Ilm 2 Amal
Tommy Robinson, the leader of the English Defence League, is set to be unveiled as the deputy leader of the British Freedom Party. There’s been talk for more than a year of the EDL leadership wanting to become involved in mainstream politics, but this is the most concrete development yet. I’m optimistic that this could signal the beginning of the end for the EDL, rather than the beginning of a new influential era.
The far right have been specifically targeting Muslim communities for more than a decade. Since 9/11 and the ensuing war on terror, the far right found in Muslims a vulnerable scapegoat to focus on. Muslims were being routinely interrogated in mainstream public discussions which the far right capitalised on fully. Tommy Robinson’s incursion into politics will not change much then. It will just be business as usual for the far right.
In fact, Muslim communities and anti-fascist campaigners may benefit significantly from this development. Firstly, the EDL’s aggressive marches will have to be curtailed since Tommy Robinson will be forced into having some degree of public accountability. He will have to tone down his rhetoric to woo voters, thus taking the edge off his typically fiery style. Quite simply, he will have to become somewhat politically-correct which will be devastating for him, since his supporters adore him for his perceived efforts to speak up against political-correctness. Gradually, his existing supporters will become disenfranchised with him as he jumps the necessary political hoops and loses credibility wearing a suit, shirt and tie.
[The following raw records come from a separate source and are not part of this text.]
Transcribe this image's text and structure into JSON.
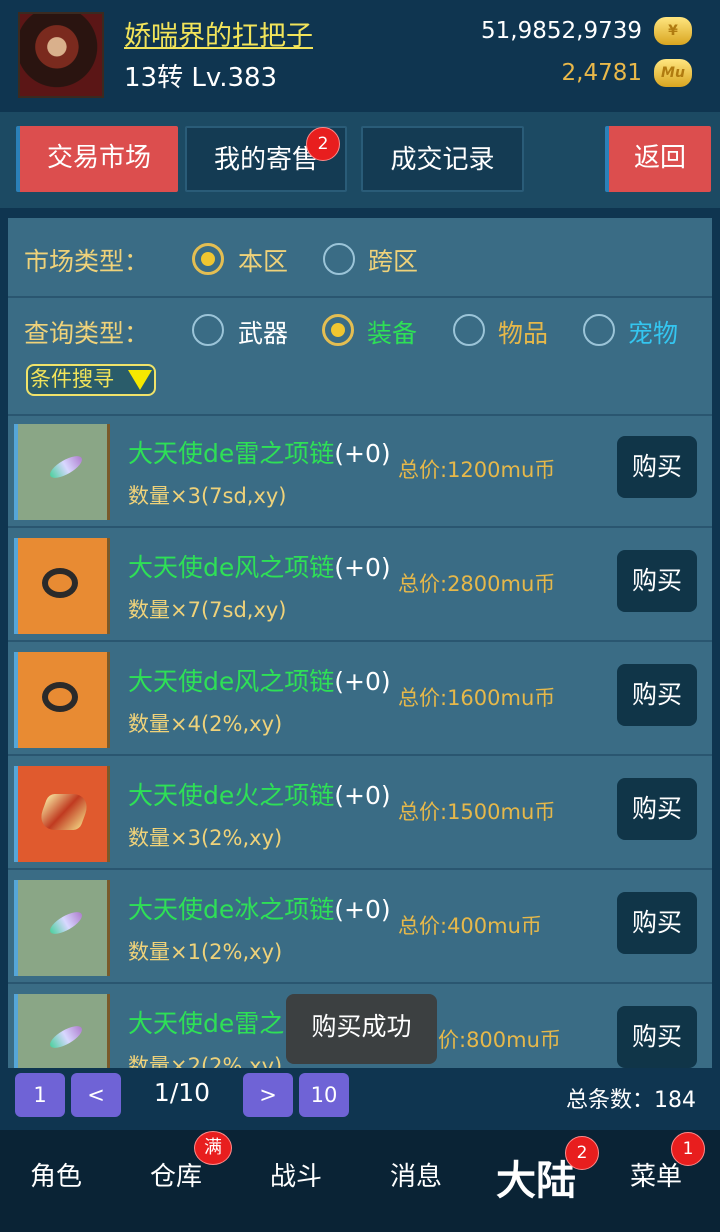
{
  "header": {
    "player_name": "娇喘界的扛把子",
    "player_level": "13转 Lv.383",
    "gold_amount": "51,9852,9739",
    "mu_amount": "2,4781",
    "mu_coin_label": "Mu"
  },
  "tabs": {
    "market": "交易市场",
    "my_sales": "我的寄售",
    "my_sales_badge": "2",
    "records": "成交记录",
    "back": "返回"
  },
  "filters": {
    "market_label": "市场类型：",
    "market_options": [
      "本区",
      "跨区"
    ],
    "market_selected": "本区",
    "query_label": "查询类型：",
    "query_options": [
      "武器",
      "装备",
      "物品",
      "宠物"
    ],
    "query_selected": "装备",
    "search_button": "条件搜寻"
  },
  "items": [
    {
      "name": "大天使de雷之项链",
      "level": "(+0)",
      "qty": "数量×3(7sd,xy)",
      "price": "总价:1200mu币",
      "icon": "lightning-necklace-icon",
      "buy": "购买"
    },
    {
      "name": "大天使de风之项链",
      "level": "(+0)",
      "qty": "数量×7(7sd,xy)",
      "price": "总价:2800mu币",
      "icon": "wind-necklace-icon",
      "buy": "购买"
    },
    {
      "name": "大天使de风之项链",
      "level": "(+0)",
      "qty": "数量×4(2%,xy)",
      "price": "总价:1600mu币",
      "icon": "wind-necklace-icon",
      "buy": "购买"
    },
    {
      "name": "大天使de火之项链",
      "level": "(+0)",
      "qty": "数量×3(2%,xy)",
      "price": "总价:1500mu币",
      "icon": "fire-necklace-icon",
      "buy": "购买"
    },
    {
      "name": "大天使de冰之项链",
      "level": "(+0)",
      "qty": "数量×1(2%,xy)",
      "price": "总价:400mu币",
      "icon": "ice-necklace-icon",
      "buy": "购买"
    },
    {
      "name": "大天使de雷之",
      "level": "",
      "qty": "数量×2(2%,xy)",
      "price": "价:800mu币",
      "icon": "lightning-necklace-icon",
      "buy": "购买"
    }
  ],
  "toast": "购买成功",
  "pager": {
    "first": "1",
    "prev": "<",
    "indicator": "1/10",
    "next": ">",
    "last": "10",
    "total": "总条数：184"
  },
  "bottom_nav": {
    "items": [
      "角色",
      "仓库",
      "战斗",
      "消息",
      "大陆",
      "菜单"
    ],
    "active": "大陆",
    "warehouse_badge": "满",
    "continent_badge": "2",
    "menu_badge": "1"
  },
  "colors": {
    "background": "#0f3550",
    "panel": "#3a6c85",
    "item_name": "#2ee056",
    "accent_gold": "#efd27a",
    "tab_active": "#dc4e4e"
  }
}
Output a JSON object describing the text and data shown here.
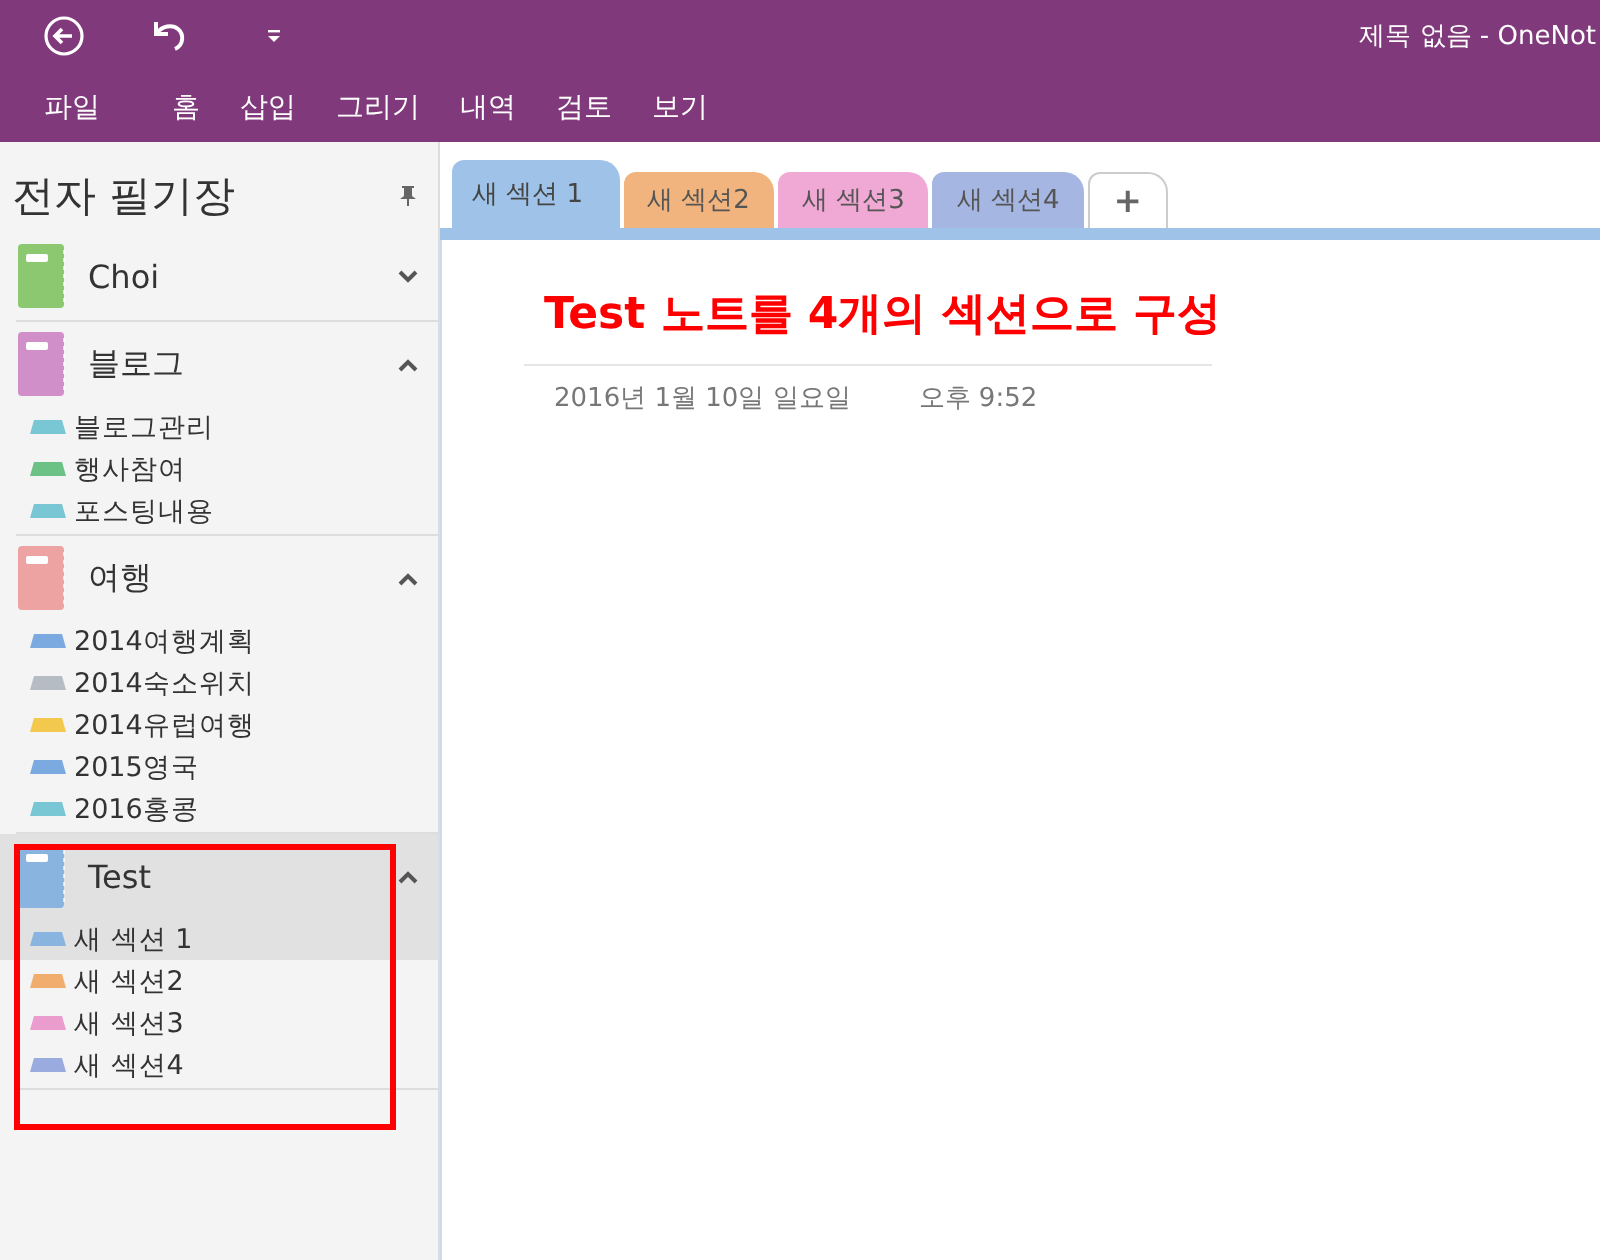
{
  "window": {
    "title": "제목 없음 - OneNot"
  },
  "ribbon_tabs": [
    {
      "label": "파일",
      "kind": "file"
    },
    {
      "label": "홈",
      "kind": "tab"
    },
    {
      "label": "삽입",
      "kind": "tab"
    },
    {
      "label": "그리기",
      "kind": "tab"
    },
    {
      "label": "내역",
      "kind": "tab"
    },
    {
      "label": "검토",
      "kind": "tab"
    },
    {
      "label": "보기",
      "kind": "tab"
    }
  ],
  "sidebar": {
    "title": "전자 필기장",
    "notebooks": [
      {
        "name": "Choi",
        "color": "#8cc870",
        "expanded": false,
        "selected": false
      },
      {
        "name": "블로그",
        "color": "#d08fc9",
        "expanded": true,
        "selected": false,
        "sections": [
          {
            "name": "블로그관리",
            "color": "#79c7d4",
            "selected": false
          },
          {
            "name": "행사참여",
            "color": "#6cc184",
            "selected": false
          },
          {
            "name": "포스팅내용",
            "color": "#79c7d4",
            "selected": false
          }
        ]
      },
      {
        "name": "여행",
        "color": "#eea3a3",
        "expanded": true,
        "selected": false,
        "sections": [
          {
            "name": "2014여행계획",
            "color": "#7aaae0",
            "selected": false
          },
          {
            "name": "2014숙소위치",
            "color": "#b6bcc4",
            "selected": false
          },
          {
            "name": "2014유럽여행",
            "color": "#f2c94c",
            "selected": false
          },
          {
            "name": "2015영국",
            "color": "#7aaae0",
            "selected": false
          },
          {
            "name": "2016홍콩",
            "color": "#79c7d4",
            "selected": false
          }
        ]
      },
      {
        "name": "Test",
        "color": "#8ab4e0",
        "expanded": true,
        "selected": true,
        "sections": [
          {
            "name": "새 섹션 1",
            "color": "#8ab4e0",
            "selected": true
          },
          {
            "name": "새 섹션2",
            "color": "#f0ad6e",
            "selected": false
          },
          {
            "name": "새 섹션3",
            "color": "#eb9ccf",
            "selected": false
          },
          {
            "name": "새 섹션4",
            "color": "#9aabe0",
            "selected": false
          }
        ]
      }
    ]
  },
  "section_tabs": [
    {
      "label": "새 섹션 1",
      "color": "#9fc3e8",
      "selected": true
    },
    {
      "label": "새 섹션2",
      "color": "#f2b47f",
      "selected": false
    },
    {
      "label": "새 섹션3",
      "color": "#f0a8d4",
      "selected": false
    },
    {
      "label": "새 섹션4",
      "color": "#a5b6e3",
      "selected": false
    }
  ],
  "add_tab": "+",
  "page": {
    "title": "Test 노트를 4개의 섹션으로 구성",
    "date": "2016년 1월 10일 일요일",
    "time": "오후 9:52"
  }
}
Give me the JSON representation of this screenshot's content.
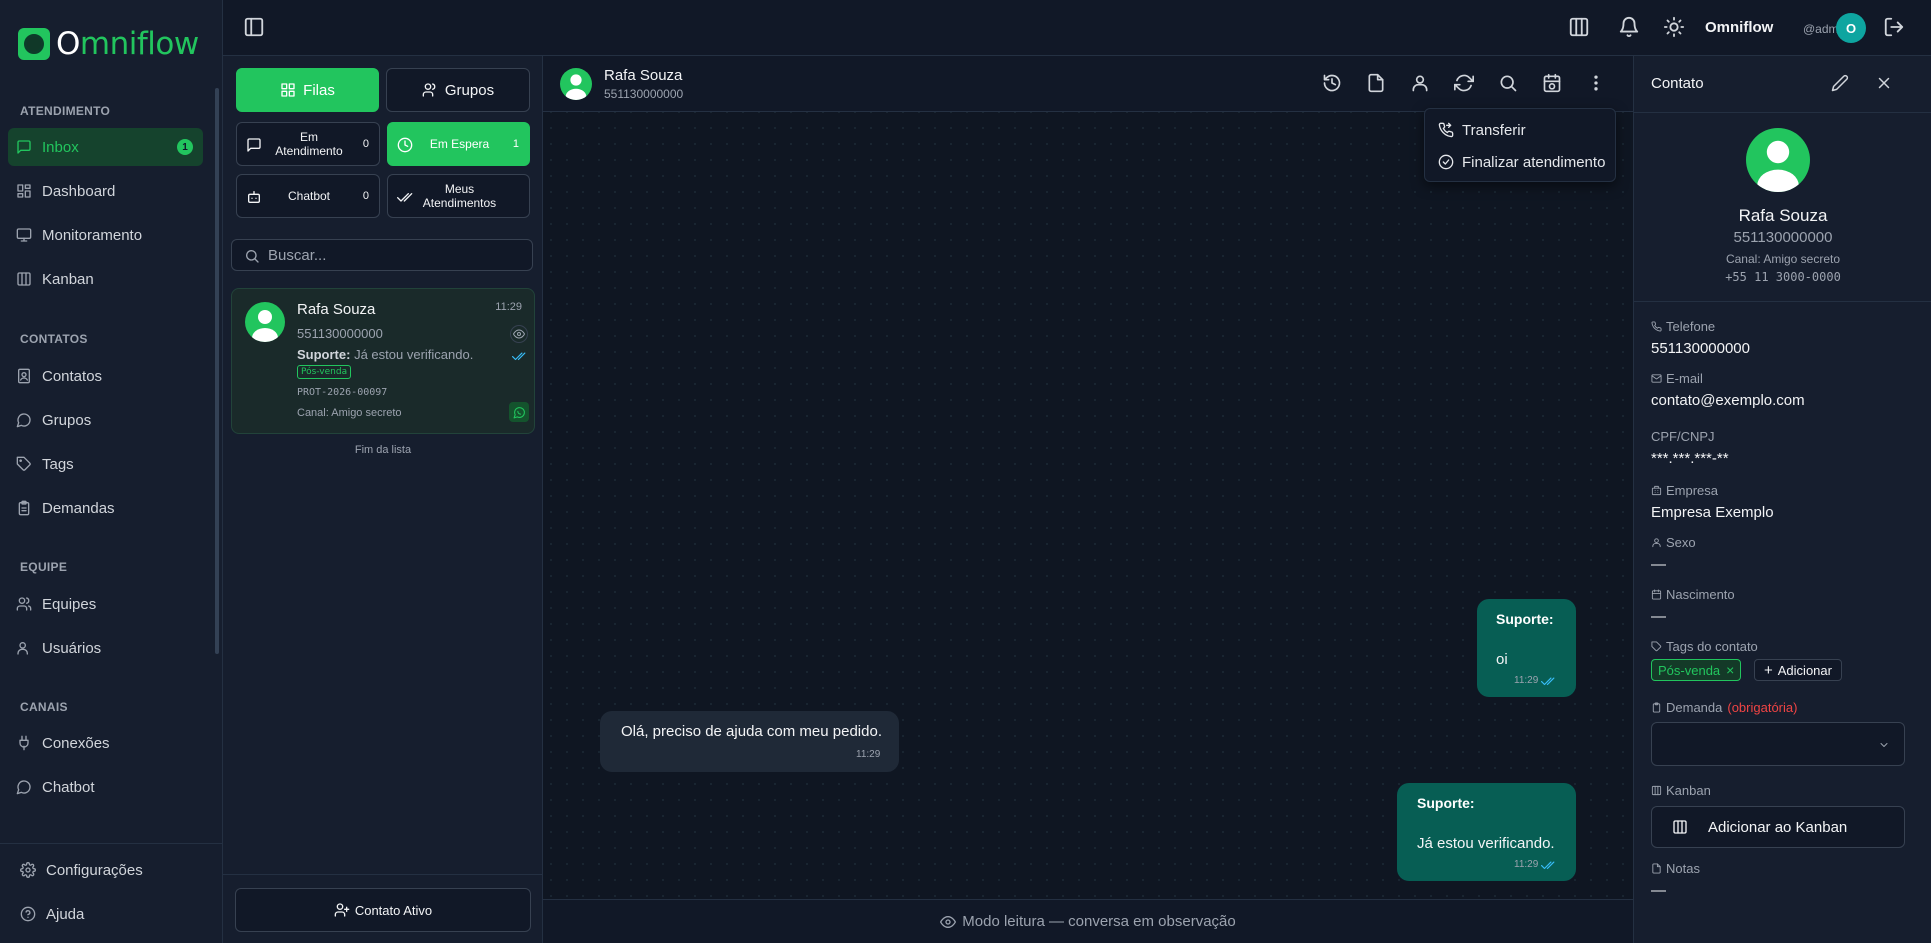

Welcoming Tommy Robinson into the political process also means that his Islamophobic rhetoric can be challenged head-on. On the streets, Tommy Robinson is heard and applauded. In political chambers, he will be undone. I doubt that he will convince many people to vote for him believing as I do that ‘live and let live’ is the motto that best describes the average Briton’s outlook. Moreover, Tommy Robinson’s existing supporters are less likely to participate in elections and other formal democratic procedures than they are in alcohol-fuelled processions, meaning his existing fan base will not do much for him on the ballot paper. Ultimately, the presence of both EDL and BNP activists in political contestations will fracture the far right vote, meaning they will weaken each other by depriving each other of votes.
What worries me more than far right politicians like Tommy Robinson and Nick Griffin is the instances when xenophobia creeps into the words of mainstream politicians. Gordon Brown’s ‘British Jobs for British Workers‘ slogan was controversial and David Cameron’s dismissal of multiculturalism is concerning. These types of declarations from our country’s leaders leave many ethnic and religious minorities wondering what this nationalistic fervour alongside the termination of multiculturalism means for their futures in Britain. Alongside all of this, UKIP are on the ascent, the political party that I have heard some refer to as “the posh BNP”. Our real concern then should not be about Tommy Robinson, but about the more subtle demonising of immigrants and minorities that is a reoccurring feature of mainstream British politics.
Of course, it would be convenient for everyone if Tommy Robinson would keep himself busy running his tanning salon in Luton, but if he is going to be involved in politics, I’d rather see him being defeated in debates and failing in local elections, than see him leading violent marches that achieve nothing but breed fear and hatred. Although we must never be complacent in challenging the xenophobia of the far right, I’m optimistic that the EDL are in decline and that Tommy Robinson will achieve very little in mainstream politics.